Here are some things to consider as you think outside the box. The Optimal Motivation dimensions are in parentheses:
- Focus the program on enriching employees’ sense of well-being and enjoyment at work. (Well-being)
- Allow employees to opt-in, and publically celebrate all participants. (Autonomy and Relatedness)
- Encourage senior executives to participate alongside everyone else. (Relatedness and Competence)
- While establishing teams or groups, minimize competition. Make sure all teams are cross-functional only, with no teams by single roles, ranks, divisions, or departments. (Relatedness and Competence)
- Emphasize camaraderie rather than competition. (Relatedness)
- If you allow a monthly Pet at Work day, structure some fun activities like Stupid Pet Tricks, or Silly Pet Uniform contest. Keep it light and fun. (Relatedness and Well-being)
- Make sure to allow time in the workday for all activities. (Autonomy and Relatedness)
Let us know what you decide and how it goes. And as ever, we wish you energy, vitality, and well-being in all you do.
About the author:

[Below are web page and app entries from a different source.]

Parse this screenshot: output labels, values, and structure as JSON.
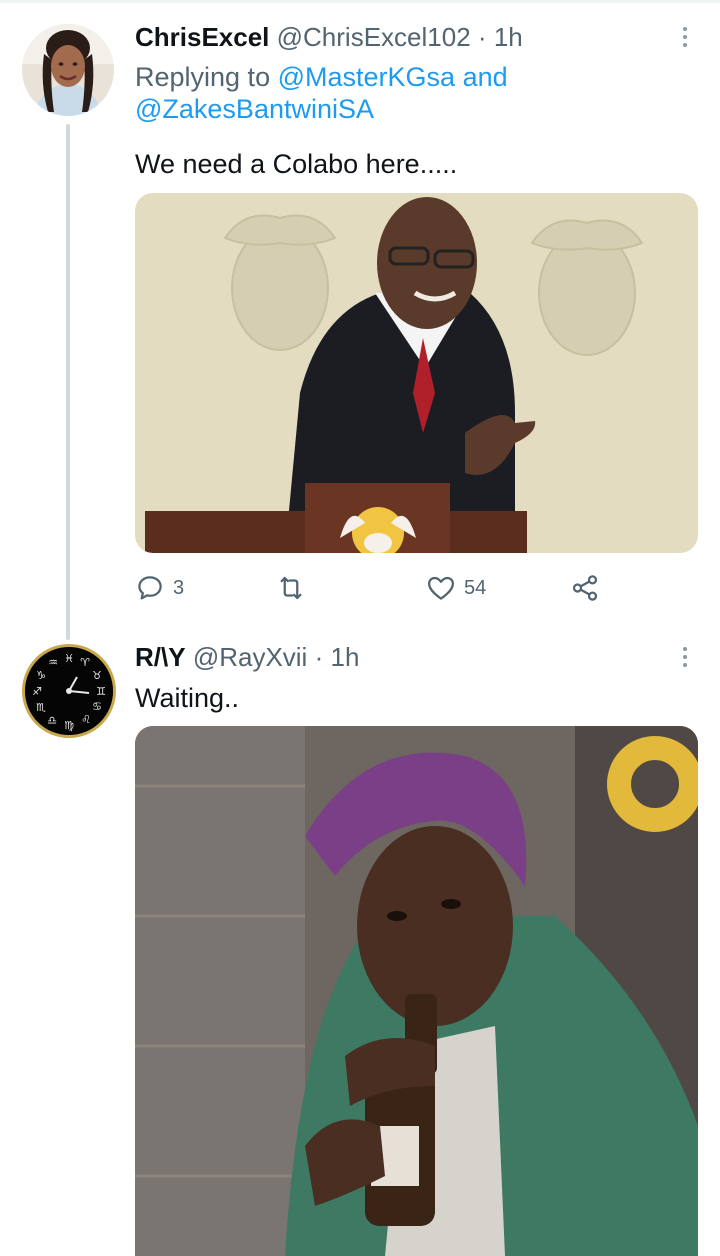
{
  "tweet1": {
    "display_name": "ChrisExcel",
    "handle": "@ChrisExcel102",
    "separator": "·",
    "time": "1h",
    "replying_prefix": "Replying to",
    "replying_user1": "@MasterKGsa",
    "replying_and": "and",
    "replying_user2": "@ZakesBantwiniSA",
    "text": "We need a Colabo here.....",
    "avatar_icon": "profile-photo",
    "actions": {
      "reply_count": "3",
      "retweet_count": "",
      "like_count": "54"
    }
  },
  "tweet2": {
    "display_name": "R/\\Y",
    "handle": "@RayXvii",
    "separator": "·",
    "time": "1h",
    "text": "Waiting..",
    "avatar_icon": "zodiac-clock"
  },
  "colors": {
    "link": "#1d9bf0",
    "muted": "#536471",
    "text": "#0f1419",
    "thread_line": "#cfd9de"
  }
}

The Motivation Guy (also known as Dr. David Facer) is one of the principal authors—together with Susan Fowler and Drea Zigarmi—of The Ken Blanchard Companies’ new Optimal Motivation process and workshop. Their posts appear on the first and third Monday of each month.